(This post first appeared today at Seattletimes.com.) We are failing to prepare all of our children for a successful life, a reality that creates injustice and social inequity, harms our long-term economic prospects, and costs all of us a lot of money. This tragic fact is most evident when we look at education achievement.
Less than half of Seattle’s low-income children and children of color are ready to begin their formal education when they walk through the door of their kindergarten classrooms, meaning they lack basic, age-expected social-emotional development, and language, cognitive, literacy and math skills. These facts are sadly clear in the Washington Kindergarten Inventory of Developing Skills (WaKIDS) completed each year in the first few weeks of kindergarten.
This is vital work we should all embrace because children entering kindergarten without basic, ready-to-learn-and-thrive skills face a steep climb. For most, it’s too steep a climb, and they will never catch up, as the evidence shows. And this reality not only harms these children and their families, but all of us in higher social-service costs, failure to prepare our future workforce and unnecessary criminal-justice system involvement.
This terrible American — and Seattle — tragedy is well documented in “Cradle to Kindergarten: A New Plan to Combat Inequality” by Ajay Chaudry, Taryn Morrissey, Christina Weiland and Hirokazu Yoshikawa. Citing their research and successful programs, these scholars agree we should invest very early in the lives of children in high-quality programs designed to enhance brain development, prepare kids for kindergarten and support parents.
Now, we’ve taken some great steps to address this crucial issue. Soon, Washington will have the most progressive paid-family-leave program in the country, a key ingredient for supporting families and children. We are raising the minimum wage. Washington — and especially Seattle — has a high-quality preschool program for our 3- and 4-year olds that is meeting expectations.
Second, let’s strengthen the city government relationship with Seattle Public Schools and forge a new partnership that is keenly focused on preparing our children for kindergarten and then making sure they receive the quality education they deserve. City and school-district leaders should jointly plan for this fall’s renewal of the city’s expiring Families & Education Levy and the Seattle Preschool Program Levy, and then the 2019 school levies.
The status quo where thousands of Seattle children of color and low-income children face a bleak future because we are not adequately preparing them to enter kindergarten should jar us to take bold, corrective action now.

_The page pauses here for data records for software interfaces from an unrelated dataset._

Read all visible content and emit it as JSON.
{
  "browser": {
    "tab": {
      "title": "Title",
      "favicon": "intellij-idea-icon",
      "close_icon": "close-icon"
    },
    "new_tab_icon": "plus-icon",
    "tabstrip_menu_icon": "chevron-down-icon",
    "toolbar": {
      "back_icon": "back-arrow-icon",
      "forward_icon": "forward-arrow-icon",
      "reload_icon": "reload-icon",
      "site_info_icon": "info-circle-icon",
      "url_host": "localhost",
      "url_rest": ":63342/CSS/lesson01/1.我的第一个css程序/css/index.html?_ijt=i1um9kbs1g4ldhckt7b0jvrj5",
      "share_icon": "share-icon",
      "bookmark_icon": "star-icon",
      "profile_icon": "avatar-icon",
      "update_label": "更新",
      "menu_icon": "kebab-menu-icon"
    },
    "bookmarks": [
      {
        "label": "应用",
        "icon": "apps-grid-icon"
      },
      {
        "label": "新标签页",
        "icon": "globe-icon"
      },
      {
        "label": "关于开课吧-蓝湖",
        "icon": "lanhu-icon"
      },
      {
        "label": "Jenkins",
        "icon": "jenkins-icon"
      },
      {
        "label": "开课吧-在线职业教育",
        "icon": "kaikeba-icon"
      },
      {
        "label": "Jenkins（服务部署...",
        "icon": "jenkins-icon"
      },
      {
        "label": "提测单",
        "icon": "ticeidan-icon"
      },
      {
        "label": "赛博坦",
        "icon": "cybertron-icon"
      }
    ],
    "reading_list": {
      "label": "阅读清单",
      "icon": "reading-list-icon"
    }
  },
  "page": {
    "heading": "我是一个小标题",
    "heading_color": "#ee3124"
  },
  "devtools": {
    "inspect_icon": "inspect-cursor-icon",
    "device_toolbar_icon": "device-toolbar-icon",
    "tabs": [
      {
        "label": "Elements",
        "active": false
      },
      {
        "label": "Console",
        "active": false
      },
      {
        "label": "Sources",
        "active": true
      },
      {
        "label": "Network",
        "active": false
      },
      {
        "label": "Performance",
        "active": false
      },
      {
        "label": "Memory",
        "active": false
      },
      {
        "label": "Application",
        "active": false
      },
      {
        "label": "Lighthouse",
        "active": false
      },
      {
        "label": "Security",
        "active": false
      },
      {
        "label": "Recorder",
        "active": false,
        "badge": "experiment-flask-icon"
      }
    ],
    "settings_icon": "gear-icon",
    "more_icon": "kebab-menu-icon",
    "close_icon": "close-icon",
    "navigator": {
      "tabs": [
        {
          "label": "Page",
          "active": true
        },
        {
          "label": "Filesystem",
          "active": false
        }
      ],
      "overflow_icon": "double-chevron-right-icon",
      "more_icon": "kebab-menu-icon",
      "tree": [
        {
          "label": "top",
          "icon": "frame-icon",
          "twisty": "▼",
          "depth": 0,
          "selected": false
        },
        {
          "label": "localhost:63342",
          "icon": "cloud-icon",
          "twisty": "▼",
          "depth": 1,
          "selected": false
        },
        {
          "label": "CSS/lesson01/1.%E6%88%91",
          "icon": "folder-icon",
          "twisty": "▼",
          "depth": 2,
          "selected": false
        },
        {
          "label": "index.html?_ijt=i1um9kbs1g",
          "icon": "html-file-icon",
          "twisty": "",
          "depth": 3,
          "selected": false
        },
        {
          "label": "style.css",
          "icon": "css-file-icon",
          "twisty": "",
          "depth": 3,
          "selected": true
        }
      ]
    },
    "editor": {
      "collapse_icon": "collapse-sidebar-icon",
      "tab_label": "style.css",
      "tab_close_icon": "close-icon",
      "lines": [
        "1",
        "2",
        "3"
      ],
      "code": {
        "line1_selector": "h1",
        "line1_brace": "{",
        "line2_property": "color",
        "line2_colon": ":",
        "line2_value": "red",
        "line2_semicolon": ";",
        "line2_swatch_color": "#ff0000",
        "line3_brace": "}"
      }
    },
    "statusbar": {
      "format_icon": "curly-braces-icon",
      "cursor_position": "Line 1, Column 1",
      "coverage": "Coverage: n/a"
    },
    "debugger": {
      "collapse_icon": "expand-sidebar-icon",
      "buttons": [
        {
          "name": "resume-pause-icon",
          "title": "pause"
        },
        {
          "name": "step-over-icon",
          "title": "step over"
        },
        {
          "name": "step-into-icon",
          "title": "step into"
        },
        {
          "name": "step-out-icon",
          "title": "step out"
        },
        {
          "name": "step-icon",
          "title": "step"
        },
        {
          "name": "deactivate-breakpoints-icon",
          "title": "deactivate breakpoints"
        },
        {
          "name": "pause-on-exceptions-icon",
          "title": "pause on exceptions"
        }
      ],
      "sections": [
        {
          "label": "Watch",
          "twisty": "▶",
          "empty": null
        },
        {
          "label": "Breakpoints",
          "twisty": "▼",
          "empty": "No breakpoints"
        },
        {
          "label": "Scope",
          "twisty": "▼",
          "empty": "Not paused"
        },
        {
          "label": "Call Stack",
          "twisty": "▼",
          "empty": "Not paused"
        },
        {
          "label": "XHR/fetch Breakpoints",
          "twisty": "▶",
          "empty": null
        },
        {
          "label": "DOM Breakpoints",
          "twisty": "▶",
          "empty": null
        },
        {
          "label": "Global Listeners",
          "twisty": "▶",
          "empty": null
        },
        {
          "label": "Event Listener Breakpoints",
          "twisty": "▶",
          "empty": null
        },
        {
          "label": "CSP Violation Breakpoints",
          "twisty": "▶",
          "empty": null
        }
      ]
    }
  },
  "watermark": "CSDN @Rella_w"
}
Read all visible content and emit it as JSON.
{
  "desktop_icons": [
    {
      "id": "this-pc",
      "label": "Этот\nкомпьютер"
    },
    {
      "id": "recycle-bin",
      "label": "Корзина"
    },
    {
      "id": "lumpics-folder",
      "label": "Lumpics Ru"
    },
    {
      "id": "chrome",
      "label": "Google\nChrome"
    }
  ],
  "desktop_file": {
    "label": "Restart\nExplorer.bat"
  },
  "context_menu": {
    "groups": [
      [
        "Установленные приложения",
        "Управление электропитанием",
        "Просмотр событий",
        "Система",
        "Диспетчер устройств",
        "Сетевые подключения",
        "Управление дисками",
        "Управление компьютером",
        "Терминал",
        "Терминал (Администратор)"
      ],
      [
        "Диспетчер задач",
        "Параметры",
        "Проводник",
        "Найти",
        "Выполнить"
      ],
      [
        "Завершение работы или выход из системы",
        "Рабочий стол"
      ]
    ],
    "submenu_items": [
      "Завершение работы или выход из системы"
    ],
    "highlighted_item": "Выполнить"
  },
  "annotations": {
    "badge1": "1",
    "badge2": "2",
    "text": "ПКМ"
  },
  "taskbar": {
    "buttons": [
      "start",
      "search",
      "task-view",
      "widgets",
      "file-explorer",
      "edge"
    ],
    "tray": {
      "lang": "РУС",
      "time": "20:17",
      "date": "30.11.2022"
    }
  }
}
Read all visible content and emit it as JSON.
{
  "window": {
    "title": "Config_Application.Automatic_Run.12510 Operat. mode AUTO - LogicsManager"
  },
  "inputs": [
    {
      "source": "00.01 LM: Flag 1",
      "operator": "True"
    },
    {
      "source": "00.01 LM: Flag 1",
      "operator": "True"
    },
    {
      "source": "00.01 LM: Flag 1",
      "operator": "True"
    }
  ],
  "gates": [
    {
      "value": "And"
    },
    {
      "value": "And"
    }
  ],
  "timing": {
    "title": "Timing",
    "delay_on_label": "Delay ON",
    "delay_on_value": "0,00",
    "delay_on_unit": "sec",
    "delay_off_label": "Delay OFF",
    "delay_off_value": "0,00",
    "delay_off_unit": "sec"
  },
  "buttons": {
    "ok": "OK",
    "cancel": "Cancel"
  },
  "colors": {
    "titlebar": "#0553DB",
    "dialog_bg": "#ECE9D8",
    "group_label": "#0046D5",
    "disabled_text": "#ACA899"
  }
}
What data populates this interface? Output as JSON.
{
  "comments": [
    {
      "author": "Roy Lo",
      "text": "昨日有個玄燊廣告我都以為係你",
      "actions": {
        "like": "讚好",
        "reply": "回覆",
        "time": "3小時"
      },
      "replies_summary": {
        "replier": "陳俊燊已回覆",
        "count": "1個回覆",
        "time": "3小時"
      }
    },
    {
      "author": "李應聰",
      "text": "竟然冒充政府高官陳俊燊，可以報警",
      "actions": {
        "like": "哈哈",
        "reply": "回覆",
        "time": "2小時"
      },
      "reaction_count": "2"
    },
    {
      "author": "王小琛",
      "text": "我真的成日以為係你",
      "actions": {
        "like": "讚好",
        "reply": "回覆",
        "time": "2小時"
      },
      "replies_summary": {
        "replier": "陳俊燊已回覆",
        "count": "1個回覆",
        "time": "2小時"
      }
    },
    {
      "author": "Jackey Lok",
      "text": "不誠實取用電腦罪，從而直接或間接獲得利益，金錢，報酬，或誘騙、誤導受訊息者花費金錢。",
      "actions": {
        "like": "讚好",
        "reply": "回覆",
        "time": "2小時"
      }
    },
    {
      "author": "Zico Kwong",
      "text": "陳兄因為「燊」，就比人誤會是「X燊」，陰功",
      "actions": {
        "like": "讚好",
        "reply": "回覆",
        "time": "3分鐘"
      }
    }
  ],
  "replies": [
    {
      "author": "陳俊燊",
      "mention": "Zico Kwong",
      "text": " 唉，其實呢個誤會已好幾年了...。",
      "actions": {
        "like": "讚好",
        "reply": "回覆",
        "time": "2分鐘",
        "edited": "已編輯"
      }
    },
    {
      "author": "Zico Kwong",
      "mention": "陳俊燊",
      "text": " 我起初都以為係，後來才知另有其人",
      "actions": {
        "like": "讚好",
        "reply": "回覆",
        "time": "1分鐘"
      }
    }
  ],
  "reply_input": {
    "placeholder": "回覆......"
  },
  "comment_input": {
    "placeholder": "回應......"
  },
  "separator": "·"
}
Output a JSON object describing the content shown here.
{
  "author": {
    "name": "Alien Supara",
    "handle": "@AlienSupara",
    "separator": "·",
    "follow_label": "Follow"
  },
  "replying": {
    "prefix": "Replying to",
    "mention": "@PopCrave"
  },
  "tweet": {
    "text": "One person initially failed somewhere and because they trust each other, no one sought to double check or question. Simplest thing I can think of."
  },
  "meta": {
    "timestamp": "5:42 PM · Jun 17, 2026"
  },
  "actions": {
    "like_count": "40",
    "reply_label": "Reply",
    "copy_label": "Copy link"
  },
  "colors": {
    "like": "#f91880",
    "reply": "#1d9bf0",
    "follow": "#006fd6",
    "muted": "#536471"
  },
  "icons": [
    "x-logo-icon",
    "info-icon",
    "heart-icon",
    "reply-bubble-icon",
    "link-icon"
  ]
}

Why does this matter? Because all our children deserve a strong and fair start in life. And with that strong and fair start, our children will be prepared to lead, to fuel innovation, to sustain the economy and to advance the common good.